... }

sd_login_monitor_flush() may be used to reset the wakeup state of the monitor object. Whenever an event causes the monitor to wake up the event loop via the file descriptor this function needs to be called to reset the wake-up state. If this call is not invoked, the file descriptor will immediately wake up the event loop again.

sd_login_monitor_unref() and sd_login_monitor_unrefp() execute no operation if the passed in monitor object is NULL.

sd_login_monitor_get_fd() may be used to retrieve the file descriptor of the monitor object that may be integrated in an application defined event loop, based around poll(2) or a similar interface. The application should include the returned file descriptor as wake-up source for the events mask returned by sd_login_monitor_get_events(). It should pass a timeout value as returned by sd_login_monitor_get_timeout(). Whenever a wake-up is triggered the file descriptor needs to be reset via sd_login_monitor_flush(). An application needs to reread the login state with a function like sd_get_seats(3) or similar to determine what changed.

sd_login_monitor_get_events() will return the poll() mask to wait for. This function will return a combination of POLLIN, POLLOUT and similar to fill into the ".events" field of struct pollfd.

sd_login_monitor_get_timeout() will return a timeout value for usage in poll(). This returns a value in microseconds since the epoch of CLOCK_MONOTONIC for timing out poll() in timeout_usec. See clock_gettime(2) for details about CLOCK_MONOTONIC. If there is no timeout to wait for this will fill in (uint64_t) -1 instead. Note that poll() takes a relative timeout in milliseconds rather than an absolute timeout in microseconds. To convert the absolute 'μs' timeout into relative 'ms', use code like the following:

uint64_t t;
int msec;
sd_login_monitor_get_timeout(m, &t);
if (t == (uint64_t) -1)

msec = -1; else {
struct timespec ts;
uint64_t n;
clock_gettime(CLOCK_MONOTONIC, &ts);
n = (uint64_t) ts.tv_sec * 1000000 + ts.tv_nsec / 1000;
msec = t > n ? (int) ((t - n + 999) / 1000) : 0; }

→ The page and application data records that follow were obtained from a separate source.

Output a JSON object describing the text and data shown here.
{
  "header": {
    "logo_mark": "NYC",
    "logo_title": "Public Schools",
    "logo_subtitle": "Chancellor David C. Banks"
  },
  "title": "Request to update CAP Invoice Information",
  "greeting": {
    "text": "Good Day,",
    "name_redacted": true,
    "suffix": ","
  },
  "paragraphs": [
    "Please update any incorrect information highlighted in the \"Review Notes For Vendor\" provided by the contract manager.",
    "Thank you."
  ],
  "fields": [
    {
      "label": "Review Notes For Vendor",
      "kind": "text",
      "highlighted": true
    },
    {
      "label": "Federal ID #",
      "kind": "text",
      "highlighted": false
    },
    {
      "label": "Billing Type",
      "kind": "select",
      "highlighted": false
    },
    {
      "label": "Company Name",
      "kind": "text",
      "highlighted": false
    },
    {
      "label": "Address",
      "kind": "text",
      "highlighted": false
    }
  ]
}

The code above does not do any error checking for brevity's sake. The calculated msec integer can be passed directly as poll()'s timeout parameter.

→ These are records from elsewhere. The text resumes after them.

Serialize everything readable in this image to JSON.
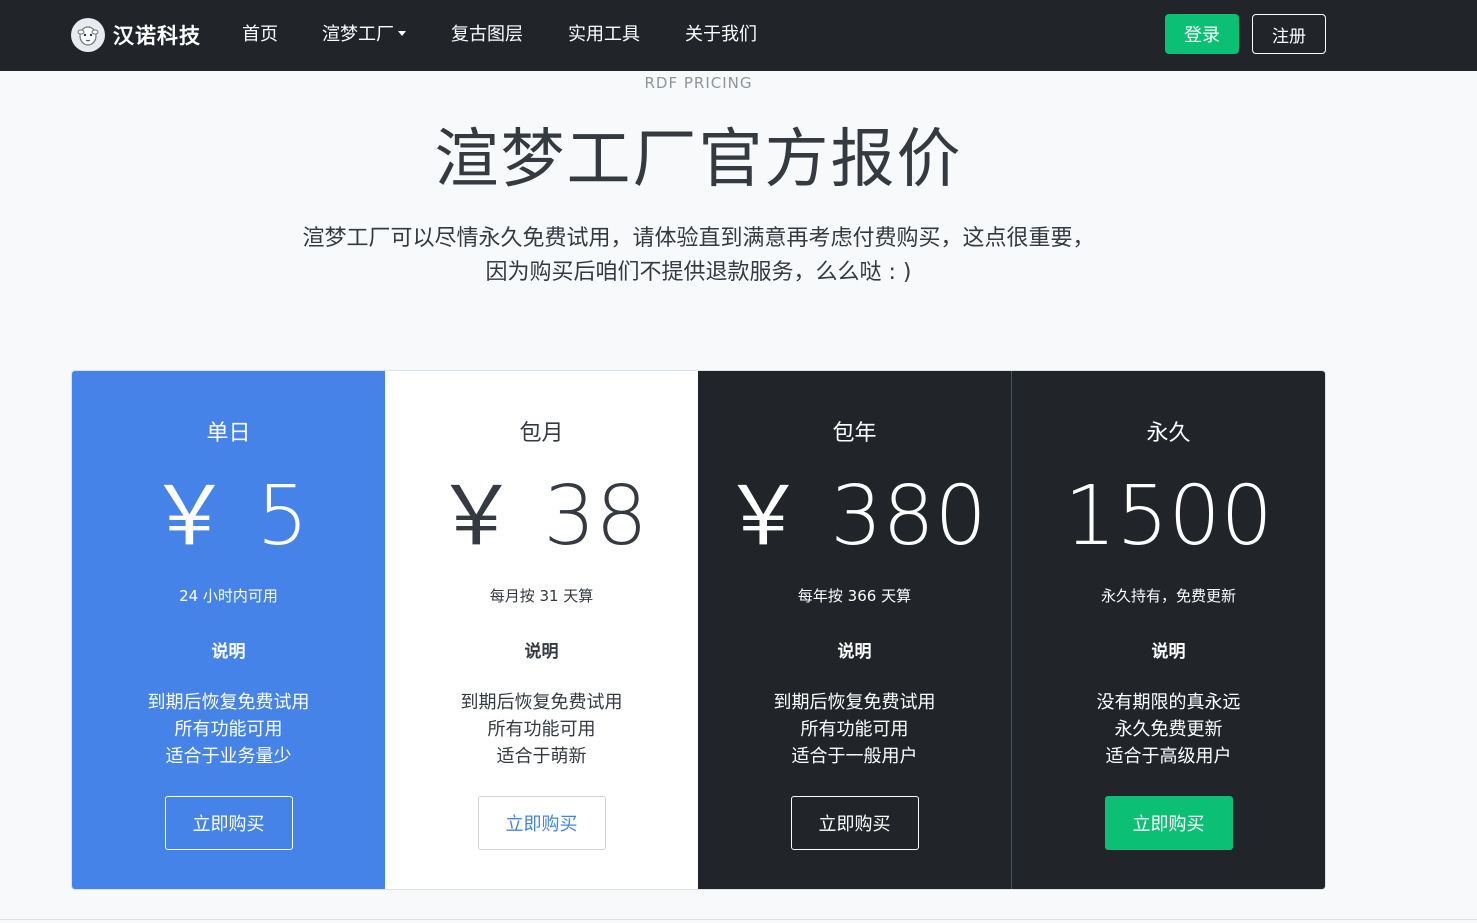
{
  "nav": {
    "brand": "汉诺科技",
    "items": [
      {
        "label": "首页",
        "dropdown": false
      },
      {
        "label": "渲梦工厂",
        "dropdown": true
      },
      {
        "label": "复古图层",
        "dropdown": false
      },
      {
        "label": "实用工具",
        "dropdown": false
      },
      {
        "label": "关于我们",
        "dropdown": false
      }
    ],
    "login": "登录",
    "register": "注册"
  },
  "hero": {
    "eyebrow": "RDF PRICING",
    "title": "渲梦工厂官方报价",
    "lead_line1": "渲梦工厂可以尽情永久免费试用，请体验直到满意再考虑付费购买，这点很重要，",
    "lead_line2": "因为购买后咱们不提供退款服务，么么哒 : )"
  },
  "plans": [
    {
      "name": "单日",
      "price": "￥ 5",
      "sub": "24 小时内可用",
      "desc_title": "说明",
      "features": [
        "到期后恢复免费试用",
        "所有功能可用",
        "适合于业务量少"
      ],
      "button": "立即购买"
    },
    {
      "name": "包月",
      "price": "￥ 38",
      "sub": "每月按 31 天算",
      "desc_title": "说明",
      "features": [
        "到期后恢复免费试用",
        "所有功能可用",
        "适合于萌新"
      ],
      "button": "立即购买"
    },
    {
      "name": "包年",
      "price": "￥ 380",
      "sub": "每年按 366 天算",
      "desc_title": "说明",
      "features": [
        "到期后恢复免费试用",
        "所有功能可用",
        "适合于一般用户"
      ],
      "button": "立即购买"
    },
    {
      "name": "永久",
      "price": "1500",
      "sub": "永久持有，免费更新",
      "desc_title": "说明",
      "features": [
        "没有期限的真永远",
        "永久免费更新",
        "适合于高级用户"
      ],
      "button": "立即购买"
    }
  ],
  "colors": {
    "navbar": "#212529",
    "accent_green": "#0bbf74",
    "plan_blue": "#4583e8",
    "plan_dark": "#212529"
  }
}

On success, sd_login_monitor_new(), sd_login_monitor_flush() and sd_login_monitor_get_timeout() return 0 or a positive integer. On success, sd_login_monitor_get_fd() returns a Unix file descriptor. On success, sd_login_monitor_get_events() returns a combination of POLLIN, POLLOUT and suchlike. On failure, these calls return a negative errno-style error code.

sd_login_monitor_unref() always returns NULL.


Returned errors may indicate the following problems:


An input parameter was invalid (out of range, or NULL, where that is not accepted). The specified category to watch is not known.


Memory allocation failed.


Functions described here are available as a shared library, which can be compiled against and linked to with the libsystemd pkg-config(1) file.

The code described here uses getenv(3), which is declared to be not multi-thread-safe. This means that the code calling the functions described here must not call setenv(3) from a parallel thread. It is recommended to only do calls to setenv() from an early phase of the program when no other threads have been started.


systemd(1), sd-login(3), sd_get_seats(3), poll(2), clock_gettime(2)


Clean-up Variable Attribute
systemd 254